Major air pollutants include nitrogen oxide, which is created through combustion, carbon monoxide, which is a byproduct incomplete combustion, and sulfur dioxide, which comes from the sulfur contained in coal and oil.
The benefits of clean air are fewer illnesses, a healthier respiratory system, and reduced exposure to dust, smoke and other contaminated particles.
Photochemical smog accumulates in the troposphere in the presence of sunlight when nitrogen oxides and volatile organic compounds are present.
The gray smog of older industrial cities like London and New York derives from the massive combustion of coal and fuel oil in or near the city, releasing tons of ashes, soot, and sulfur compounds into the air.
The characteristic brown smog of Los Angeles and Denver in the late 20th century is caused by automobiles.
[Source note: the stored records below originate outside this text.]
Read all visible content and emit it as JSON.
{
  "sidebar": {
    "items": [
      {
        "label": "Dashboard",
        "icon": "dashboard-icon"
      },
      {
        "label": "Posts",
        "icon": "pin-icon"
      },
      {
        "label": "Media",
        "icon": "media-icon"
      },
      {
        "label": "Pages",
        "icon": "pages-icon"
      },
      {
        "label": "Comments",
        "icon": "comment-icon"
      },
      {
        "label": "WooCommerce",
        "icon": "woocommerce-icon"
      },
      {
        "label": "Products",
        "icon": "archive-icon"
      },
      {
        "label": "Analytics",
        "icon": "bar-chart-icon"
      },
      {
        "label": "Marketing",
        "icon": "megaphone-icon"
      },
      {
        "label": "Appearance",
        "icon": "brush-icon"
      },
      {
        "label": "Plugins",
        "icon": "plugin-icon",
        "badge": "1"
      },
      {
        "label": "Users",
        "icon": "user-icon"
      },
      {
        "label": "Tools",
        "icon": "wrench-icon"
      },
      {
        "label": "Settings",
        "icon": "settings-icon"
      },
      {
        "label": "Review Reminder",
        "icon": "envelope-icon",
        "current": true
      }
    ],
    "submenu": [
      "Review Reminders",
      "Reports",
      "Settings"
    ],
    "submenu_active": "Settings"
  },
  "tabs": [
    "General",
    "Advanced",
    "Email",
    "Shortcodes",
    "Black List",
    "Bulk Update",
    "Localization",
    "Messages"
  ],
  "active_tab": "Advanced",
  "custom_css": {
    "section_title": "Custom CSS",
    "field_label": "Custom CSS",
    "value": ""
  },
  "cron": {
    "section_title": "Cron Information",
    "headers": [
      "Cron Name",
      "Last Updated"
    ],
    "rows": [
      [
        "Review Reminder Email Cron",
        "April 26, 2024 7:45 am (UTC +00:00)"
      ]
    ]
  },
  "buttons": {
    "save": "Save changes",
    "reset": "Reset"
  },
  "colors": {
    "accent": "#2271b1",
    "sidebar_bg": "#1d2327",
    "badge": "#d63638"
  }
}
Nitric oxide from automobile exhaust combines with oxygen in the air to form the brown gas, nitrogen dioxide.
Innovative Pollution Control
Hydrogen powered engines for cars, choosing fuels that contain fewer impurities, and allow pollution permits to be bought and sold on free markets to bring down emissions in a cost-efficient way are a few examples of innovative pollution control.